Winning Words IV
Bill Long 6/13/05
Moving Quickly Now...
The next several words are less exciting than the previous ones, and so I can breeze through them more quickly.
9. Gossoon. The OED says that this Anglo-Irish word, which means "a youth; a servant-boy" is an alteration of garcon, garcion. The Century has a helpful quotation: "In most Irish families there used to be a bare-footed gossoon, who was slave to the cook and the butler, and who in fact, without wages, did all the hard work of the house." The same author said in another book (1802), "Even the cottiers (i.e., the "cotters," who dwell in cottages. The OED spells it "cottar.") and gossoons speak in figure and in trope." Well, you either know this or you don't.
10. Hirtellous. As we know, this word is absent from the Collegiate but it also doesn't appear in the OED. The Century has it, and the Webster's 3rd International has both hirtellous and hirsutulous, which mean the same thing--minutely (or slightly) hirsute, or hairy. It seems like "little words" tripped people up; just a few essays ago I wrote about esquamulose (lacking minute scales). Actually the Century has a word that would have driven even more spellers up the wall: hirsutocinereous, which means "hirsute with cinereous (ash-colored) hairs. I don't think there are many contexts in which one would use this word--perhaps you could use it for someone who is just growing a beard or for a rather smooth leaf--but let's leave it now.
11. Horripilation. This is actually a very useful and vivid term. Derived from the Latin horrere (which underlies all the "horror-type" words in English), meaning "to bristle" or "to be shaggy" and pilus, the word for hair, horripilation is the experience of having one's hair's "bristle" or stand on end. Other sources say that horripilation is "goodbumps" or "gooseflesh," and this is helpful too. You can seek a medical or descriptive explanation of this phenomeon, but more interesting to me are the uses of the word in the religious traditions and in horror/monster literature. For example, the teachings of Sri Sri Ramakrishnan stress the following bodily effects on one who is on the way to enlightenment: "shedding of tears, tremor of the body, horripilation, perspiration and a burning sensation." Richard Burton's famous translation of the 1001 Arabian Nights also makes use of the term. I think the word retains its value today.
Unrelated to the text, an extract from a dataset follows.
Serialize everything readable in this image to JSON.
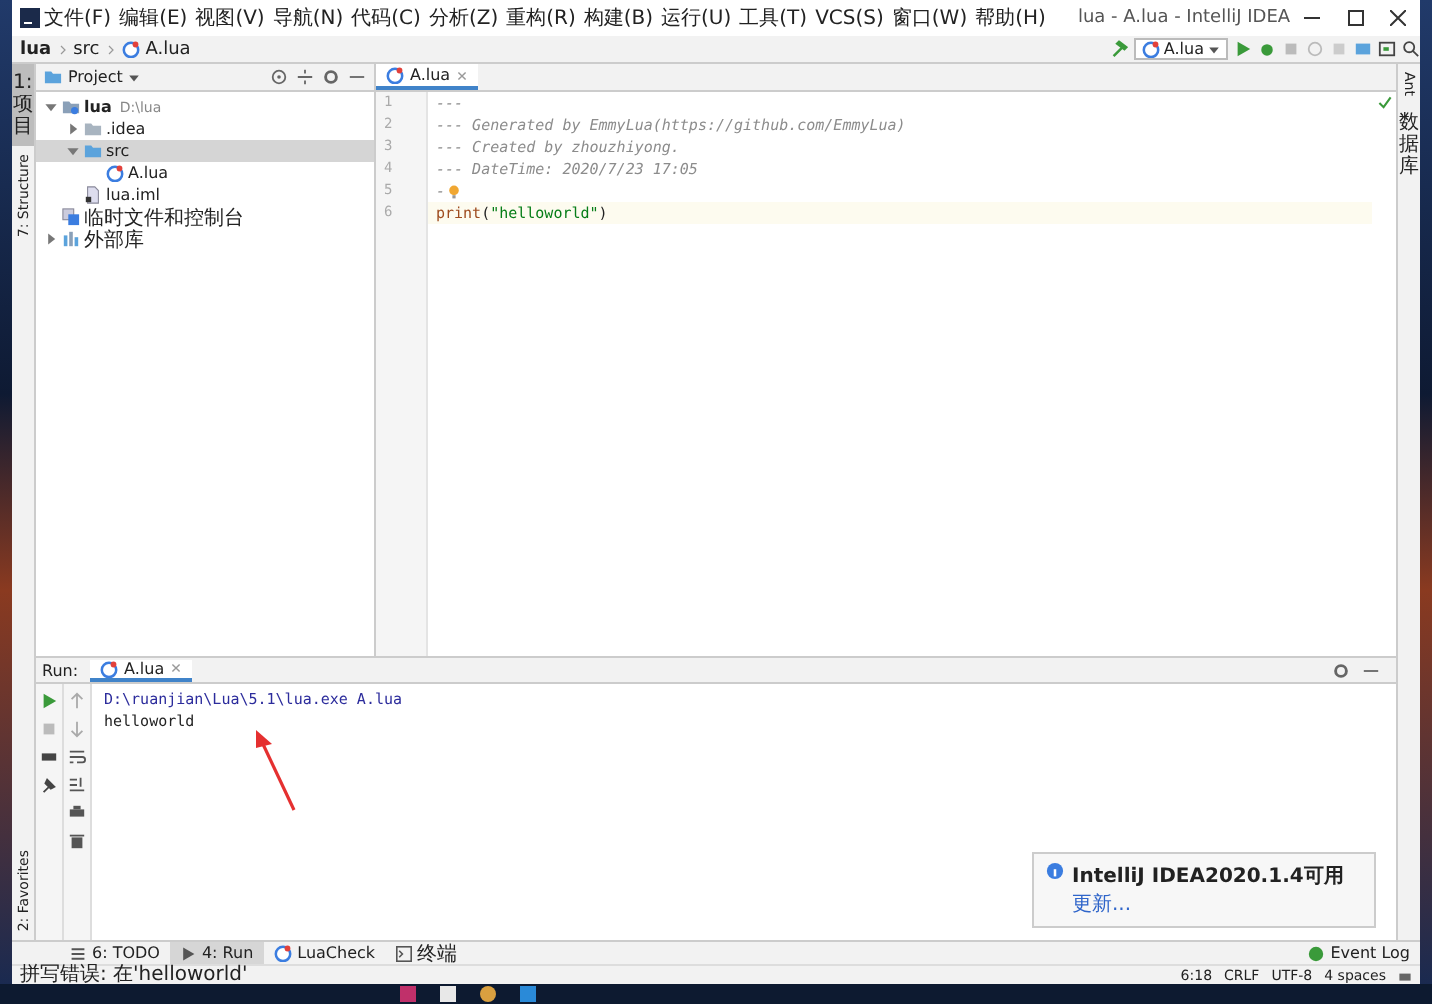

12. Hyetology. Underlying this word is the Greek word "hyetos," which means rain. Hyetal means "of or relating to rain;" a hyetograph is a chart showing the average rainfall of the earth or any part of it; hyetography is "the art of showing the distribution of rain" by making use of charts and exhibits; a hyetometor is a rain gage. Finally, hyetology is simply that branch of meteorology that treats of the phenomenon of rain. You would think that with my having lived in the Pacific NW for about 17 years that I would run into this word daily, but indeed I have not. The meteorologists on TV are very attractive people whom I think are not really accomplished meteorologists--thus they might not know too much about hyetology, even though they probably could spell it right.
13. Knickline. I can be extremely brief here, because the only place I found a definition was in the 3rd New International Dictionary. The word hardly appears on the Internet. The definition: "a line formed by the point or angle of a nick in a slope (as of a hill)." Talk about words that don't have a great deal of utility... If the word is barely attested, doesn't seem to create much of a vivid picture for us, or doesn't have a rich etymological story to it, why use it and why use it especially in a kids spelling bee? On to the next.
14. Lorcha. A lorcha is a light Chinese sailing vesssel, built somewhat after a European model, but rigged like a junk. A 19th century attestation gives us more information about it: "A vessel called a lorcha--which is a name derived from the Portuguese settlement at Macao, and which merely means that it is built after the European model..." Both the Century and the 3rd New International have pictures/drawings of a lorcha, but you wouldn't know from looking at both drawings that the same type of boat was meant. The definition given by the 3rd New International is the same as the others, though it adds that it has "batten lugsails." What is a lugsail? "A four-cornered sail, bent upon a yard which is slung at about 1/3 or 1/4 of its length from one end, and so hangs obliquely." The 3rd goes into more detail and even gives us four drawings of various kinds of lugsails, but I will spare you the details tonight.
I think one more essay will suffice to finish these 20 words.
Copyright © 2004-2007 William R. Long